To give students a baseline of knowledge of LGBTQ+ terms and concepts and prepare students to act as an ally in their daily lives at Lehigh, the Pride Center for Sexual Orientation and Gender Diversity hosted its first training session for its new program LUally on Thursday, Sept. 8.
“We hope that people walk away, not fully prepared, but with some skills to address when somebody makes a homophobic remark, or to respond in a compassionate and understanding way if someone’s questioning their gender and sexuality, and even to a certain extent, recognize when there’s systematic problems or barriers,” Pride Center director Chelsea Fullerton said.
Before this new training, Lehigh held nationally recognized training sessions, called Safe Zone, which are present at many different colleges across the country.
According to Fullerton, the nationwide Safe Zone meetings tend to be knowledge-focused, but what the students really wanted to walk away with were skills.
This past year, the Pride Center took time off from Safe Zone to critically look at what they are trying to do with its training sessions and to see what was working and what was not. Out of this process came the new training program, LUally.
Amanda Slichter, an assistant director of residence life, said that the most important aspect of LUally —continuous, personalized and skills-based training — is going to make it successful in meeting the needs of Lehigh’s students.
“Ally-ship is not a drop in, drop out, once and done thing,” Slichter said. “Everyone has a different ally-ship journey, and the more that you participate in the learning opportunities, the better ally that you’re going to be.”
LUally training sessions are not solely dedicated to learning the right terms and being up to date on the language, Slichter said, but it also focuses on learning how to interact and get real practice and experience.
Another one of LUally’s goals is to help promote ongoing learning in a tailored way.
“It’s not like I can go to one training and learn everything there is about being an ally and then I’m good and I’m set,” Fullerton said. “I have to do my work on an ongoing basis. And so LUally, rather than being one training, is a network of trainings.”
There are different skills needed for different types of people, Fullerton said, and LUally is making sure they are delivering content that makes sense depending on the audience.
This program is designed to cater to the demand on campus. There are three opportunities this year open to everyone at Lehigh, and there are also opportunities that specific groups or offices can request to have.
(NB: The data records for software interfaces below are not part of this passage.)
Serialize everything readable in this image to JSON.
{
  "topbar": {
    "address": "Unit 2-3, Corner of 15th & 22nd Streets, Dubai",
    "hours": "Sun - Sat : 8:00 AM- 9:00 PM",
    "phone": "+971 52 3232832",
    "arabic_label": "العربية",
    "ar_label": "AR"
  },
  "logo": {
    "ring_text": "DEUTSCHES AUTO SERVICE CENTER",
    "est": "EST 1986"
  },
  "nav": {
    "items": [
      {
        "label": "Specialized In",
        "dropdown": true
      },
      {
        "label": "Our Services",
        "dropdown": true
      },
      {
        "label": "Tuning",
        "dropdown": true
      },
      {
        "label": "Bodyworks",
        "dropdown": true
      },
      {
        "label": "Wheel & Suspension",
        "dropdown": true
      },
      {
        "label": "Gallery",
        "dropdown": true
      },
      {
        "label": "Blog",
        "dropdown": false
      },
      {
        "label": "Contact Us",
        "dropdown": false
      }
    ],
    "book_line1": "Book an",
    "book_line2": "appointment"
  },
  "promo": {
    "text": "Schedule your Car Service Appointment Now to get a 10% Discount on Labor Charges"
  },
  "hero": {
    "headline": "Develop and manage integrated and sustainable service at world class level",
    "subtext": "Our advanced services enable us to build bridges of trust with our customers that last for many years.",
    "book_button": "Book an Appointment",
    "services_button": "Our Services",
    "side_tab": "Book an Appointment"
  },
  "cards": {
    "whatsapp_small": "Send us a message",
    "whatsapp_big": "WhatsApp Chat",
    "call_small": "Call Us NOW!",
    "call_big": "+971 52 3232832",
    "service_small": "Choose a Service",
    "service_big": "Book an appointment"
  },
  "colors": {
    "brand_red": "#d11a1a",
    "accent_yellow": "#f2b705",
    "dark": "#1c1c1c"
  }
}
Everyone that goes to any event affiliated with LUally will receive a card, and as they continue to engage in activities or learning, they will receive a badge that is added to the card.
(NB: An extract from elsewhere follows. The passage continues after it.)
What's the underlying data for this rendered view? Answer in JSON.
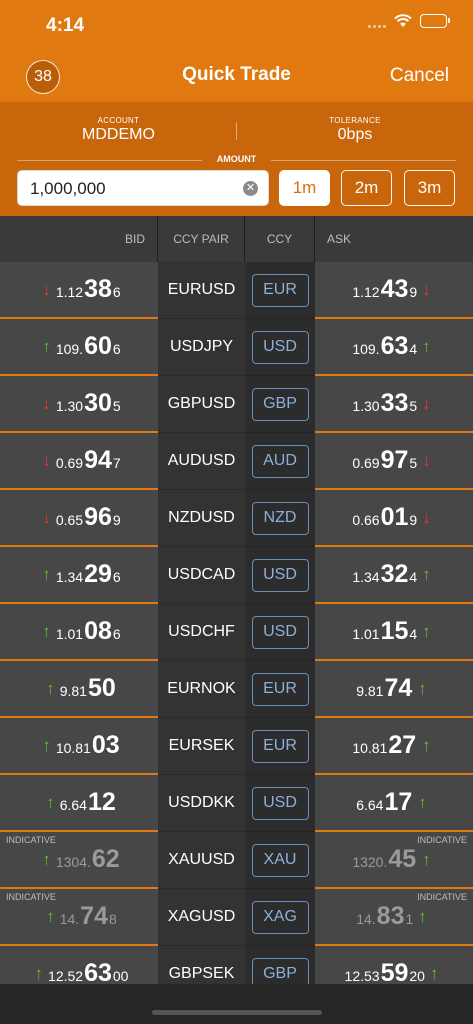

Hannah Street, ’16, said she went to the LUally program because she is interested in doing her part in making Lehigh an inclusive community for everyone.
“This program is important for Lehigh because it focuses on the importance of ongoing learning about LGBTQ+ topics,” Street said. “While it is good for everyone to attend a session and learn basics, change can really be made on campus when people attend multiple sessions and deepen their understanding about what it means to be an ally.”
LUally wants the idea of being an ally to be something active and, with the use of the badges, get people to keep attending sessions.
“It’s kind of putting your ally-ship into action, if you will,” Fullerton said. “It’s not something that you are, but it’s sort of something that you’re constantly doing.”
Slichter said LUally wants to make sure all Lehigh students, no matter their sexual orientation, have the fullest Lehigh experience with no barriers. The program is continuously working to better Lehigh’s community and create the change needed to do so.
“I think a lot of times we tend to just think of an ally as being very interpersonal,” Fullerton said. “As a kind of being that like ‘I’m going to do for my friend over here when they need it,’ but there’s other dimensions too of being an ally. It’s about being able to critique and question your own stereotypes and beliefs. I think it’s also about being able to effectively advocate for change — whether that’s something big or something small.”